But there is some hope. Chauvin’s conviction was nearly unprecedented and could signal to other police that they cannot act with impunity in the future. And in cities both big and small across the country, reform measures are being passed and implemented as police departments grapple with the reality that some things need to change.
Just in Policing
On the federal level, the George Floyd Justice in Policing Act is close to being signed into law. Per the Congressional database, “This bill addresses a wide range of policies and issues regarding policing practices and law enforcement accountability. It increases accountability for law enforcement misconduct, restricts the use of certain policing practices, enhances transparency and data collection, and establishes best practices and training requirements.
The bill enhances existing enforcement mechanisms to remedy violations by law enforcement. Among other things, it does the following:
- lowers the criminal intent standard—from willful to knowing or reckless—to convict a law enforcement officer for misconduct in a federal prosecution,
- limits qualified immunity as a defense to liability in a private civil action against a law enforcement officer, and
- grants administrative subpoena power to the Department of Justice (DOJ) in pattern-or-practice investigations.”
The Act also tackles racial profiling and establishes a National Police Misconduct Registry, with updated requirements for reporting misconduct for an officer and a way to compile proof of officer misconduct including reports and video footage. It also sets up a system for the Department of Justice to establish accreditation for police programs around the country and equalizes requirements for officers.

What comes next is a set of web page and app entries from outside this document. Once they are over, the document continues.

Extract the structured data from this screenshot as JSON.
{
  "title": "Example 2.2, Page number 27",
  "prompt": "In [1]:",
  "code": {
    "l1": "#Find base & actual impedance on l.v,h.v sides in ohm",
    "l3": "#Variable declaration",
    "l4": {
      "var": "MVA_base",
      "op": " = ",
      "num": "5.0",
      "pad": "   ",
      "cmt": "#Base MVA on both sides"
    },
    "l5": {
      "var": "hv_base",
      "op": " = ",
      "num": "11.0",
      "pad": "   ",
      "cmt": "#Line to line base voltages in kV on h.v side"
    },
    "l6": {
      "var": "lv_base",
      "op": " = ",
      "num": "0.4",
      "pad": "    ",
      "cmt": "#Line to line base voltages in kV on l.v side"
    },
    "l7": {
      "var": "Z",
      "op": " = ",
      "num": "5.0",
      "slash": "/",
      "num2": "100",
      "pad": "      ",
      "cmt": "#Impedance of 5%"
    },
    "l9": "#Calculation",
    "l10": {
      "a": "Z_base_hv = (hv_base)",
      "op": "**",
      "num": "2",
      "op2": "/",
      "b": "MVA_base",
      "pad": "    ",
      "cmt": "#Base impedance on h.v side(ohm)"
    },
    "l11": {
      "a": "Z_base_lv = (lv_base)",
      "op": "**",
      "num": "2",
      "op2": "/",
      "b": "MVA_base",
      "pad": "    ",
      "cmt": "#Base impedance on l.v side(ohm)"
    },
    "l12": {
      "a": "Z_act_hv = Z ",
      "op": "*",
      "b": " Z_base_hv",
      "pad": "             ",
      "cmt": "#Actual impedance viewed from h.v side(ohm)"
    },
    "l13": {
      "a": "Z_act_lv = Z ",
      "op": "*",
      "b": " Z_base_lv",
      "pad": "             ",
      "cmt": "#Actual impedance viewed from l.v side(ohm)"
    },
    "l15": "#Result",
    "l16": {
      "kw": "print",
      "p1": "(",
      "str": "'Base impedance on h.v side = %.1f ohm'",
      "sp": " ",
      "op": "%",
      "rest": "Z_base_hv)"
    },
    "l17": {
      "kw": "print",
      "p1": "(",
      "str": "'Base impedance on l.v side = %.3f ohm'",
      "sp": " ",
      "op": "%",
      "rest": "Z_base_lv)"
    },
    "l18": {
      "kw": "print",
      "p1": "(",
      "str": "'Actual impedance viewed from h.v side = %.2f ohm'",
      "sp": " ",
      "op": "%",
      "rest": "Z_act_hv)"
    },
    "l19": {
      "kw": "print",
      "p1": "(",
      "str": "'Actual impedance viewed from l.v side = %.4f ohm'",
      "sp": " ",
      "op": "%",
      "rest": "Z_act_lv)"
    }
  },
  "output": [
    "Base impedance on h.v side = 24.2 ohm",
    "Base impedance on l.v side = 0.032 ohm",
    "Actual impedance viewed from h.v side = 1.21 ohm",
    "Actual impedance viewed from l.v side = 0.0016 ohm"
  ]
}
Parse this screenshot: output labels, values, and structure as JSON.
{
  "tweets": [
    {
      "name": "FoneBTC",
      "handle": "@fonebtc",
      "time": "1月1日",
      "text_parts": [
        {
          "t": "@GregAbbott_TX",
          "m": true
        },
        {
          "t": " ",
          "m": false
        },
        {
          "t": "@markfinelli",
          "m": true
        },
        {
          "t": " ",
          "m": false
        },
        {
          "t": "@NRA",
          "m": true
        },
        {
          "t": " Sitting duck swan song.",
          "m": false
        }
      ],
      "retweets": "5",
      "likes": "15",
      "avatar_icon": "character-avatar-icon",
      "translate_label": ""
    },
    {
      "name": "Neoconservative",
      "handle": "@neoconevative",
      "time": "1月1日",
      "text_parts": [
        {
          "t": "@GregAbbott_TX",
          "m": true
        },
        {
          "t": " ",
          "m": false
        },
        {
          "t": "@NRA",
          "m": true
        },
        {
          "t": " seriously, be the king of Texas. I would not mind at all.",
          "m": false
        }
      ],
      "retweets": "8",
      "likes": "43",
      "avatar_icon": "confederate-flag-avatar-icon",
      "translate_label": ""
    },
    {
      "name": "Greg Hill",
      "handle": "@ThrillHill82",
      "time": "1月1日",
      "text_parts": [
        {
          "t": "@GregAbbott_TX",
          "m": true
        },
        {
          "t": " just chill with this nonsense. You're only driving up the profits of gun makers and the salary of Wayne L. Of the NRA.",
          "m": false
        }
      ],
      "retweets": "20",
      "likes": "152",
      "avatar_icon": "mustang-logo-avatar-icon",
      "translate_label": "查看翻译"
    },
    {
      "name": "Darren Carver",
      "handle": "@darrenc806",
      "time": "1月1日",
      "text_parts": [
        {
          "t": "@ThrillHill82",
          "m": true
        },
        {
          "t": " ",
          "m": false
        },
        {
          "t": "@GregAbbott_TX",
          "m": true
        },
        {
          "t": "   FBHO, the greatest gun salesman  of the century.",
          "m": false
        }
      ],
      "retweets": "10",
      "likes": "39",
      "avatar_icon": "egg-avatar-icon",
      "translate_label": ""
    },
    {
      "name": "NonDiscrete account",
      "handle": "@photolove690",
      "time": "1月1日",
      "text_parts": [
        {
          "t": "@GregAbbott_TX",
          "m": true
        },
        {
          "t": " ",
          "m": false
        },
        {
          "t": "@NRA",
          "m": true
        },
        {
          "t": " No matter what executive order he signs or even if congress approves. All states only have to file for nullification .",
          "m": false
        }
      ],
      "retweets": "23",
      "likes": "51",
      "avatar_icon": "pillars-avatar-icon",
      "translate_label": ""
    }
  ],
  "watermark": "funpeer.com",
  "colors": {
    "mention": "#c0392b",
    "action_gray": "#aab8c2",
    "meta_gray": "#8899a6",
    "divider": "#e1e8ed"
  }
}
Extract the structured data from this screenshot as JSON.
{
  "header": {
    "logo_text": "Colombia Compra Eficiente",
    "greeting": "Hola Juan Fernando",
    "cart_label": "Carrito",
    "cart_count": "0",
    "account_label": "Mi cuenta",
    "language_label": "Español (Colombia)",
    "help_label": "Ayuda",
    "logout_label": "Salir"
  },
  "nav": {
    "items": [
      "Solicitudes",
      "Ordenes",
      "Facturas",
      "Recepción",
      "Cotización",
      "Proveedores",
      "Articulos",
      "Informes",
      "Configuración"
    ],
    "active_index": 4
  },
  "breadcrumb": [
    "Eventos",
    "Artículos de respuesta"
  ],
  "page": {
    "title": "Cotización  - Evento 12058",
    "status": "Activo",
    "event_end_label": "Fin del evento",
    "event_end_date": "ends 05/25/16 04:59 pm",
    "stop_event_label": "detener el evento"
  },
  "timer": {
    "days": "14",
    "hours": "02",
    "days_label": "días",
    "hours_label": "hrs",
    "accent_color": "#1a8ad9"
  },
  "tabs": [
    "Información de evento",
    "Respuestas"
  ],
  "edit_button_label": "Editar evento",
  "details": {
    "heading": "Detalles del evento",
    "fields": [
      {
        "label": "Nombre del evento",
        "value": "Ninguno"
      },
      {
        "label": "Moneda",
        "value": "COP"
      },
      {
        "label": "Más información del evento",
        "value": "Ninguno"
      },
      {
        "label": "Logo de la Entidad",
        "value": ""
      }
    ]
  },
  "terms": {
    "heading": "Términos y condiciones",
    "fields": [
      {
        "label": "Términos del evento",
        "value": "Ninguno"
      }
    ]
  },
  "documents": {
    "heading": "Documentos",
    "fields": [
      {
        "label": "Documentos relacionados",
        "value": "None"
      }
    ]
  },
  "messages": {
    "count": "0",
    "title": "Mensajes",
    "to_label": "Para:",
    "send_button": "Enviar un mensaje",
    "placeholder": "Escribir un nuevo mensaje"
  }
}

While the Act is just one step on the path towards a more equal justice system and police oversight, it’s the first real Federal effort to address police brutality and systemic racism. The bill should be signed a few weeks from now, and in the meantime supporters of Floyd and his family will meet to remember him. The issue of police brutality won’t be solved in a week, and it won’t be solved either on the streets or in the halls of government alone. It takes a concerted effort among police to focus on equally serving the citizens they swear to protect, and a system of laws that hold them accountable when they fail to live up to those ideals. In the year since Floyd’s murder, few things have changed, but the ones that have may just be enough to keep hope alive for tomorrow.